Siddhartha 1972 poster.jpg
Directed by Conrad Rooks
Written by Conrad Rooks
Paul Mayersberg
Starring Shashi Kapoor
Simi Garewal
Romesh Sharma
Music by Hemant Kumar
Cinematography Sven Nykvist
Edited by Willy Kemplen
Distributed by Columbia Pictures (1973)
Release date(s) 1973
Running time 89 min.
Language English

Siddhartha (1972) is a film based on the novel of the same name by Hermann Hesse, directed by Conrad Rooks. It was shot on location in Northern India, and features work by noted cinematographer Sven Nykvist.

The locations used for the film were the holy city of Rishikesh and the private estates and palaces of the Maharajah of Bharatpur.[1]

Plot[edit]

The film tells the story of the young Siddhartha (played by Shashi Kapoor), born in a rich family, and his search for a meaningful way of life. This search takes him through periods of harsh asceticism, sensual pleasures, material wealth, then self-revulsion and eventually to the oneness and harmony with himself that he had been seeking. Siddhartha learns that the secret of life cannot be passed on from one person to another, but must be achieved through inner experience.

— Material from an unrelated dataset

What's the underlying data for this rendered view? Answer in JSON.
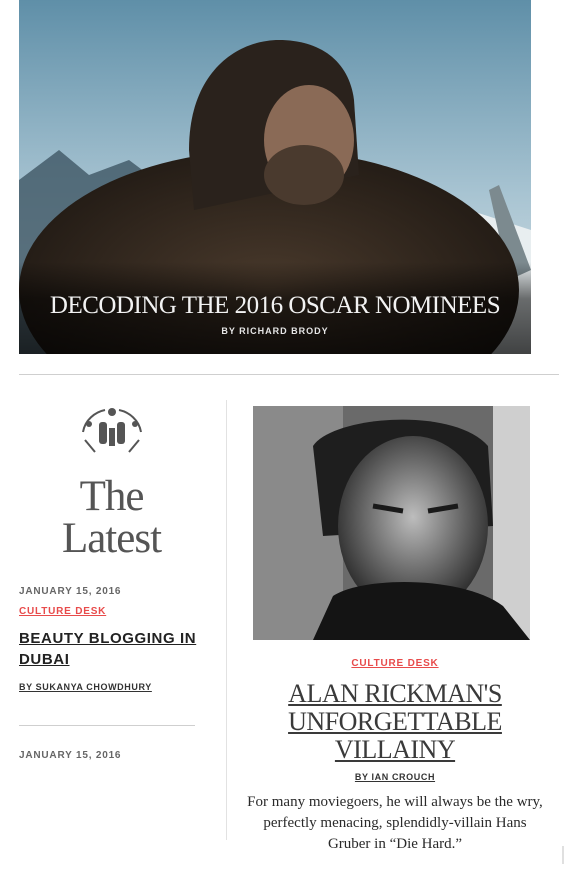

Controversy[edit]

Simi Garewal's nude scene caused controversy in India. The Indian Censor Board, at that time, did not even permit on-screen kissing in Indian films.[2]

Music[edit]

All the Indian music was composed and sung by Hemant Kumar, with lyrics to the songs by Gouriprasanna: Mother’s song was by Shanti Hiranand.

Kumar's Bengali songs, adapted for Siddhartha, "Pather Klanti Bhule" is from the 1956 movie Maru Tirtha Hinglaj and "O Nodire Ekti Kotha Shudhai" is from the 1959 movie Neel Akasher Neechey.

No soundtrack album for the film was issued.

Premier and revival[edit]

The film premiered in the West and the U.S. to positive reviews. Then during the 1970s and 1980s, it disappeared from distribution and runs in theaters. In 1996 it came back after much work and restoration, followed by release to TV and Video. Those who saw it applauded the film as a tale of self-discovery and the work to restore it.

See also[edit]

References[edit]

External links[edit]